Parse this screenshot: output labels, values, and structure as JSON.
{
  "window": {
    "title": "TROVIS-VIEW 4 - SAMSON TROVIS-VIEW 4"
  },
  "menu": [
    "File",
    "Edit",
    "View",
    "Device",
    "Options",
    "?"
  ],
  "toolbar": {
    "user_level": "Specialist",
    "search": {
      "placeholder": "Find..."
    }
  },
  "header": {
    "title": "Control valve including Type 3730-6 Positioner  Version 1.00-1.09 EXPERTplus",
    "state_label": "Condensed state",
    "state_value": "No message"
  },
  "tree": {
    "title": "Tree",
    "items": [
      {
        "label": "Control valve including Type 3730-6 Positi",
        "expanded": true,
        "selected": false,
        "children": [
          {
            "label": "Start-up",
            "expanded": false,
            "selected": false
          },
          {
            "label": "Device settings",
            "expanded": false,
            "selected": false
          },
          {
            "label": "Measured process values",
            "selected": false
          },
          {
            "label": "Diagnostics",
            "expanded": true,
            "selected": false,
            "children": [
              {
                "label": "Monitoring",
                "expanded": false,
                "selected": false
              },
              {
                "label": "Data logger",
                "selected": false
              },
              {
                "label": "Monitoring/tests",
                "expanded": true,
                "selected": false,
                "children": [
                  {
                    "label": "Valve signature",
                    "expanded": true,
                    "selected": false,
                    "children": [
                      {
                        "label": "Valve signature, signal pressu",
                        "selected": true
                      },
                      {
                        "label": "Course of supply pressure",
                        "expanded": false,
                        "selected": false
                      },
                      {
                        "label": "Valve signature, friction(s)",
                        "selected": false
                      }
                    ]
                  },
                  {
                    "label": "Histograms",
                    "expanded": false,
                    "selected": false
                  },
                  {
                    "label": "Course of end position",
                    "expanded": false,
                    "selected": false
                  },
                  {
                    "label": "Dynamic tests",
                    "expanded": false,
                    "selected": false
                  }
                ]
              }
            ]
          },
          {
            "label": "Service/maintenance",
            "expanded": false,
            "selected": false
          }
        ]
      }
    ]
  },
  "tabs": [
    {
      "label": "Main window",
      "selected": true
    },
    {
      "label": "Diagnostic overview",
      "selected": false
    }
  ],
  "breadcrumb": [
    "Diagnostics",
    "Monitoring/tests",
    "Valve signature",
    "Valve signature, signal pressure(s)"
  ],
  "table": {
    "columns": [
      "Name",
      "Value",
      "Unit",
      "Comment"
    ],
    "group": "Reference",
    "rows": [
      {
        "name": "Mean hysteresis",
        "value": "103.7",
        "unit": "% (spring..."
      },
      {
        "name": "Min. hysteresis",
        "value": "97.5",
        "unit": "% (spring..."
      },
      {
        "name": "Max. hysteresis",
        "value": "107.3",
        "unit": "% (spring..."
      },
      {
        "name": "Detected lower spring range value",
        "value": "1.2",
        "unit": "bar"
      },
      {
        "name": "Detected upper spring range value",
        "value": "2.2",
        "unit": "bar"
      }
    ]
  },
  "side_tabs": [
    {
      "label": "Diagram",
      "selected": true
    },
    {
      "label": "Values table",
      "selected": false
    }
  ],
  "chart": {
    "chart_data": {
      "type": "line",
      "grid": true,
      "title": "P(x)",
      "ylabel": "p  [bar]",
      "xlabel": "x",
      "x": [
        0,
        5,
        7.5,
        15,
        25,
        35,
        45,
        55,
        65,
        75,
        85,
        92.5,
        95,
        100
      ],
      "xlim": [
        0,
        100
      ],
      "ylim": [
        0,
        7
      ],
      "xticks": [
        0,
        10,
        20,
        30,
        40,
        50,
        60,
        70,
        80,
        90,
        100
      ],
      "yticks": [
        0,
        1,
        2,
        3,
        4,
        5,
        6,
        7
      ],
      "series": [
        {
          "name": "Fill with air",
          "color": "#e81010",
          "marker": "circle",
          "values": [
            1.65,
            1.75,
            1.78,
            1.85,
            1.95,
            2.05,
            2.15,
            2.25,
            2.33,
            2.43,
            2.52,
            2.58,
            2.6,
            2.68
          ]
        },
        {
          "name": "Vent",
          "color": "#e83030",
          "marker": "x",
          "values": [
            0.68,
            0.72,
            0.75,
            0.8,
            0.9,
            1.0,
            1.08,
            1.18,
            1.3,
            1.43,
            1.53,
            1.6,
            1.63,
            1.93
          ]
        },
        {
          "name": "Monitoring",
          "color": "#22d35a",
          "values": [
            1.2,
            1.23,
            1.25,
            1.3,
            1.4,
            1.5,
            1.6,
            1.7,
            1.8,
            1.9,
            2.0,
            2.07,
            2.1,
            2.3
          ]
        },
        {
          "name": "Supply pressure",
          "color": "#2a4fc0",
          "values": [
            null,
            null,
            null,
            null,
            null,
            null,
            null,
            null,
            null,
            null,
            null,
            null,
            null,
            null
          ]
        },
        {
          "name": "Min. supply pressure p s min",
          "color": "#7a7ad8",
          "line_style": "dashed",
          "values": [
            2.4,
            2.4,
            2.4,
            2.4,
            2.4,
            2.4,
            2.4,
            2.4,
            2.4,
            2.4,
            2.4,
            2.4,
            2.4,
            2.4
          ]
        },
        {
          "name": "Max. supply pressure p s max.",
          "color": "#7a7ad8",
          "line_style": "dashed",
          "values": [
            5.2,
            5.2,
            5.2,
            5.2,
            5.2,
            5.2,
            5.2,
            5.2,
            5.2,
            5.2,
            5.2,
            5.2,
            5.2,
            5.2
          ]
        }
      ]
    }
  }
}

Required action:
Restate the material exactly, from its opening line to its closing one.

Solution to the exercise:
Parse this screenshot: output labels, values, and structure as JSON.
{
  "window": {
    "title": "TROVIS-VIEW 4 - SAMSON TROVIS-VIEW 4"
  },
  "menu": [
    "File",
    "Edit",
    "View",
    "Device",
    "Options",
    "?"
  ],
  "toolbar": {
    "user_level": "Specialist",
    "search": {
      "placeholder": "Find..."
    }
  },
  "header": {
    "title": "Control valve including Type 3730-6 Positioner  Version 1.00-1.09 EXPERTplus",
    "state_label": "Condensed state",
    "state_value": "No message"
  },
  "tree": {
    "title": "Tree",
    "items": [
      {
        "label": "Control valve including Type 3730-6 Positi",
        "expanded": true,
        "selected": false,
        "children": [
          {
            "label": "Start-up",
            "expanded": false,
            "selected": false
          },
          {
            "label": "Device settings",
            "expanded": false,
            "selected": false
          },
          {
            "label": "Measured process values",
            "selected": false
          },
          {
            "label": "Diagnostics",
            "expanded": true,
            "selected": false,
            "children": [
              {
                "label": "Monitoring",
                "expanded": false,
                "selected": false
              },
              {
                "label": "Data logger",
                "selected": false
              },
              {
                "label": "Monitoring/tests",
                "expanded": true,
                "selected": false,
                "children": [
                  {
                    "label": "Valve signature",
                    "expanded": true,
                    "selected": false,
                    "children": [
                      {
                        "label": "Valve signature, signal pressu",
                        "selected": true
                      },
                      {
                        "label": "Course of supply pressure",
                        "expanded": false,
                        "selected": false
                      },
                      {
                        "label": "Valve signature, friction(s)",
                        "selected": false
                      }
                    ]
                  },
                  {
                    "label": "Histograms",
                    "expanded": false,
                    "selected": false
                  },
                  {
                    "label": "Course of end position",
                    "expanded": false,
                    "selected": false
                  },
                  {
                    "label": "Dynamic tests",
                    "expanded": false,
                    "selected": false
                  }
                ]
              }
            ]
          },
          {
            "label": "Service/maintenance",
            "expanded": false,
            "selected": false
          }
        ]
      }
    ]
  },
  "tabs": [
    {
      "label": "Main window",
      "selected": true
    },
    {
      "label": "Diagnostic overview",
      "selected": false
    }
  ],
  "breadcrumb": [
    "Diagnostics",
    "Monitoring/tests",
    "Valve signature",
    "Valve signature, signal pressure(s)"
  ],
  "table": {
    "columns": [
      "Name",
      "Value",
      "Unit",
      "Comment"
    ],
    "group": "Reference",
    "rows": [
      {
        "name": "Mean hysteresis",
        "value": "103.7",
        "unit": "% (spring..."
      },
      {
        "name": "Min. hysteresis",
        "value": "97.5",
        "unit": "% (spring..."
      },
      {
        "name": "Max. hysteresis",
        "value": "107.3",
        "unit": "% (spring..."
      },
      {
        "name": "Detected lower spring range value",
        "value": "1.2",
        "unit": "bar"
      },
      {
        "name": "Detected upper spring range value",
        "value": "2.2",
        "unit": "bar"
      }
    ]
  },
  "side_tabs": [
    {
      "label": "Diagram",
      "selected": true
    },
    {
      "label": "Values table",
      "selected": false
    }
  ],
  "chart": {
    "chart_data": {
      "type": "line",
      "grid": true,
      "title": "P(x)",
      "ylabel": "p  [bar]",
      "xlabel": "x",
      "x": [
        0,
        5,
        7.5,
        15,
        25,
        35,
        45,
        55,
        65,
        75,
        85,
        92.5,
        95,
        100
      ],
      "xlim": [
        0,
        100
      ],
      "ylim": [
        0,
        7
      ],
      "xticks": [
        0,
        10,
        20,
        30,
        40,
        50,
        60,
        70,
        80,
        90,
        100
      ],
      "yticks": [
        0,
        1,
        2,
        3,
        4,
        5,
        6,
        7
      ],
      "series": [
        {
          "name": "Fill with air",
          "color": "#e81010",
          "marker": "circle",
          "values": [
            1.65,
            1.75,
            1.78,
            1.85,
            1.95,
            2.05,
            2.15,
            2.25,
            2.33,
            2.43,
            2.52,
            2.58,
            2.6,
            2.68
          ]
        },
        {
          "name": "Vent",
          "color": "#e83030",
          "marker": "x",
          "values": [
            0.68,
            0.72,
            0.75,
            0.8,
            0.9,
            1.0,
            1.08,
            1.18,
            1.3,
            1.43,
            1.53,
            1.6,
            1.63,
            1.93
          ]
        },
        {
          "name": "Monitoring",
          "color": "#22d35a",
          "values": [
            1.2,
            1.23,
            1.25,
            1.3,
            1.4,
            1.5,
            1.6,
            1.7,
            1.8,
            1.9,
            2.0,
            2.07,
            2.1,
            2.3
          ]
        },
        {
          "name": "Supply pressure",
          "color": "#2a4fc0",
          "values": [
            null,
            null,
            null,
            null,
            null,
            null,
            null,
            null,
            null,
            null,
            null,
            null,
            null,
            null
          ]
        },
        {
          "name": "Min. supply pressure p s min",
          "color": "#7a7ad8",
          "line_style": "dashed",
          "values": [
            2.4,
            2.4,
            2.4,
            2.4,
            2.4,
            2.4,
            2.4,
            2.4,
            2.4,
            2.4,
            2.4,
            2.4,
            2.4,
            2.4
          ]
        },
        {
          "name": "Max. supply pressure p s max.",
          "color": "#7a7ad8",
          "line_style": "dashed",
          "values": [
            5.2,
            5.2,
            5.2,
            5.2,
            5.2,
            5.2,
            5.2,
            5.2,
            5.2,
            5.2,
            5.2,
            5.2,
            5.2,
            5.2
          ]
        }
      ]
    }
  }
}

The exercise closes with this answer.